:: Extracted records ::
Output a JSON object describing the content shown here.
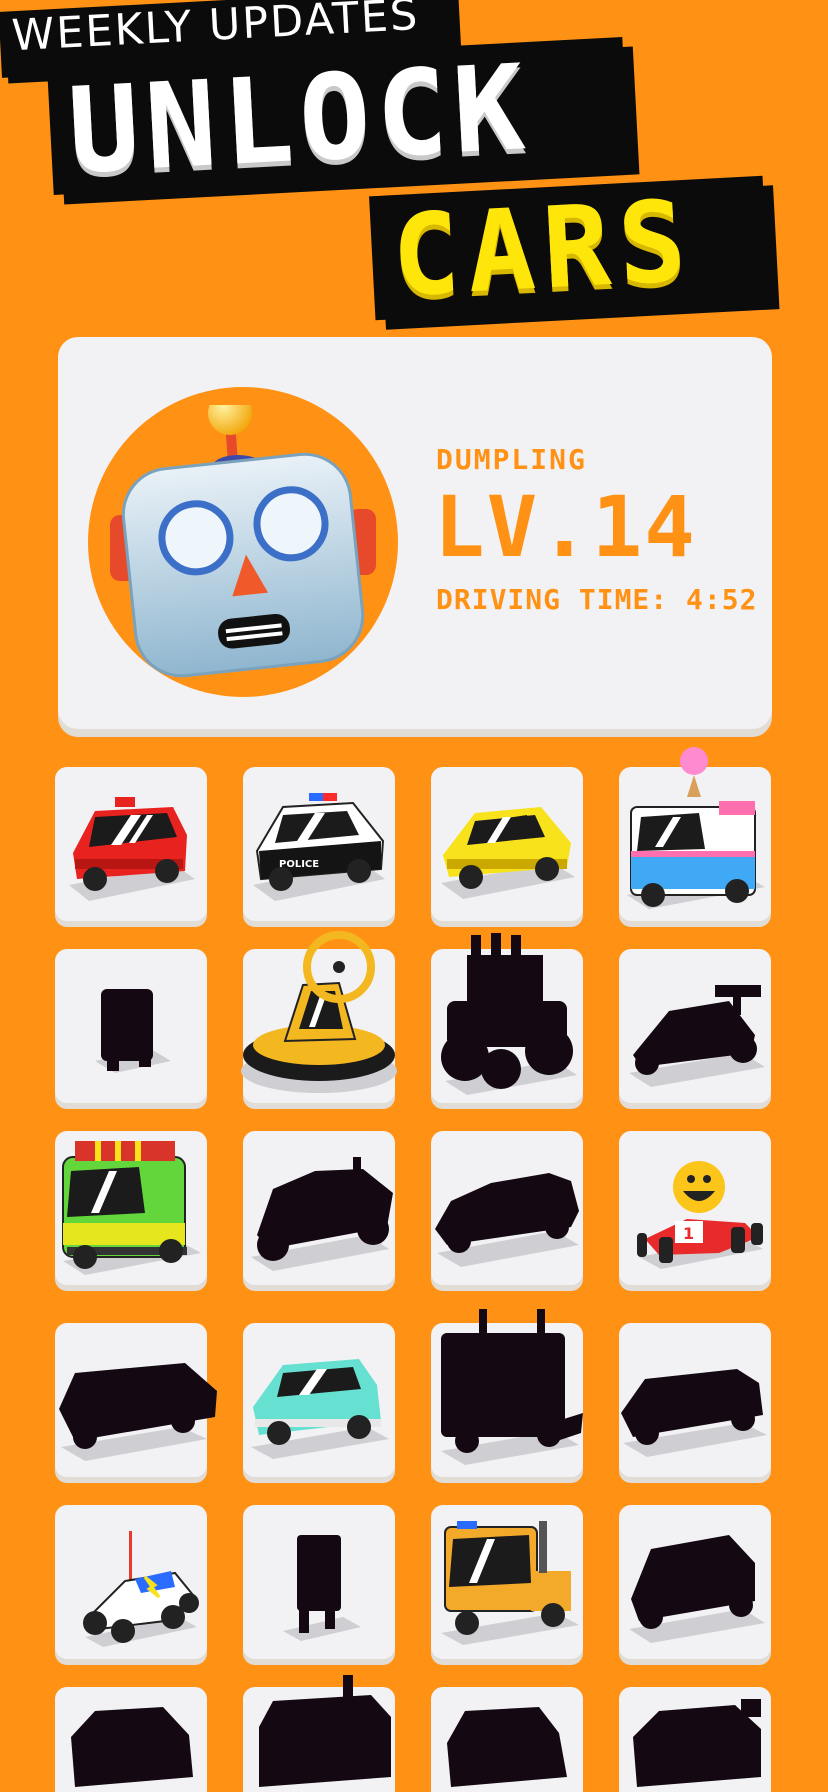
{
  "title": {
    "line1": "UNLOCK",
    "line2": "CARS",
    "subtitle": "WEEKLY UPDATES"
  },
  "profile": {
    "name": "DUMPLING",
    "level": "LV.14",
    "driving_time": "DRIVING TIME: 4:52",
    "avatar_icon": "robot-face-icon"
  },
  "colors": {
    "background": "#ff9214",
    "accent_yellow": "#ffe60a",
    "card": "#f2f2f4",
    "silhouette": "#140812"
  },
  "cars": [
    {
      "id": "red-hatchback",
      "unlocked": true
    },
    {
      "id": "police-car",
      "unlocked": true
    },
    {
      "id": "yellow-muscle-car",
      "unlocked": true
    },
    {
      "id": "ice-cream-van",
      "unlocked": true
    },
    {
      "id": "mini-upright",
      "unlocked": false
    },
    {
      "id": "hovercraft",
      "unlocked": true
    },
    {
      "id": "monster-truck",
      "unlocked": false
    },
    {
      "id": "formula-racer",
      "unlocked": false
    },
    {
      "id": "jungle-bus",
      "unlocked": true
    },
    {
      "id": "rally-buggy",
      "unlocked": false
    },
    {
      "id": "sports-coupe",
      "unlocked": false
    },
    {
      "id": "smiley-kart",
      "unlocked": true
    },
    {
      "id": "armored-truck",
      "unlocked": false
    },
    {
      "id": "retro-sedan",
      "unlocked": true
    },
    {
      "id": "big-rig",
      "unlocked": false
    },
    {
      "id": "suv",
      "unlocked": false
    },
    {
      "id": "rc-buggy",
      "unlocked": true
    },
    {
      "id": "walker",
      "unlocked": false
    },
    {
      "id": "tow-truck",
      "unlocked": true
    },
    {
      "id": "compact-car",
      "unlocked": false
    },
    {
      "id": "beetle",
      "unlocked": false
    },
    {
      "id": "tall-truck",
      "unlocked": false
    },
    {
      "id": "hatch",
      "unlocked": false
    },
    {
      "id": "jeep",
      "unlocked": false
    }
  ]
}
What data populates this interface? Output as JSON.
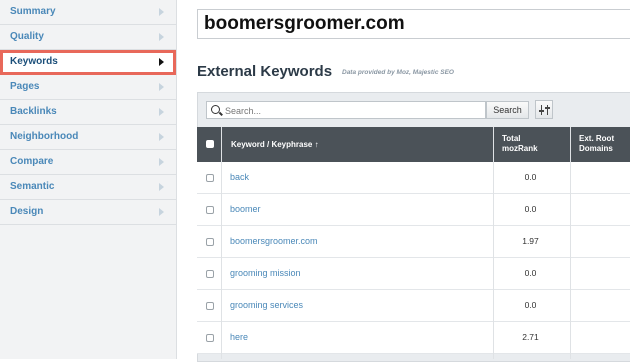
{
  "sidebar": {
    "items": [
      {
        "label": "Summary"
      },
      {
        "label": "Quality"
      },
      {
        "label": "Keywords"
      },
      {
        "label": "Pages"
      },
      {
        "label": "Backlinks"
      },
      {
        "label": "Neighborhood"
      },
      {
        "label": "Compare"
      },
      {
        "label": "Semantic"
      },
      {
        "label": "Design"
      }
    ],
    "active_index": 2
  },
  "domain": "boomersgroomer.com",
  "section": {
    "title": "External Keywords",
    "provided_by": "Data provided by Moz, Majestic SEO"
  },
  "search": {
    "placeholder": "Search...",
    "button_label": "Search"
  },
  "table": {
    "headers": {
      "keyword": "Keyword / Keyphrase ↑",
      "mozrank_line1": "Total",
      "mozrank_line2": "mozRank",
      "ext_line1": "Ext. Root",
      "ext_line2": "Domains"
    },
    "rows": [
      {
        "keyword": "back",
        "mozrank": "0.0"
      },
      {
        "keyword": "boomer",
        "mozrank": "0.0"
      },
      {
        "keyword": "boomersgroomer.com",
        "mozrank": "1.97"
      },
      {
        "keyword": "grooming mission",
        "mozrank": "0.0"
      },
      {
        "keyword": "grooming services",
        "mozrank": "0.0"
      },
      {
        "keyword": "here",
        "mozrank": "2.71"
      }
    ]
  },
  "colors": {
    "active_outline": "#e8685a",
    "link": "#4a88b8",
    "table_header": "#4b5258"
  }
}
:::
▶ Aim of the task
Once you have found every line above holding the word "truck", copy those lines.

▶ Task result
      "id": "monster-truck",
      "id": "armored-truck",
      "id": "tow-truck",
      "id": "tall-truck",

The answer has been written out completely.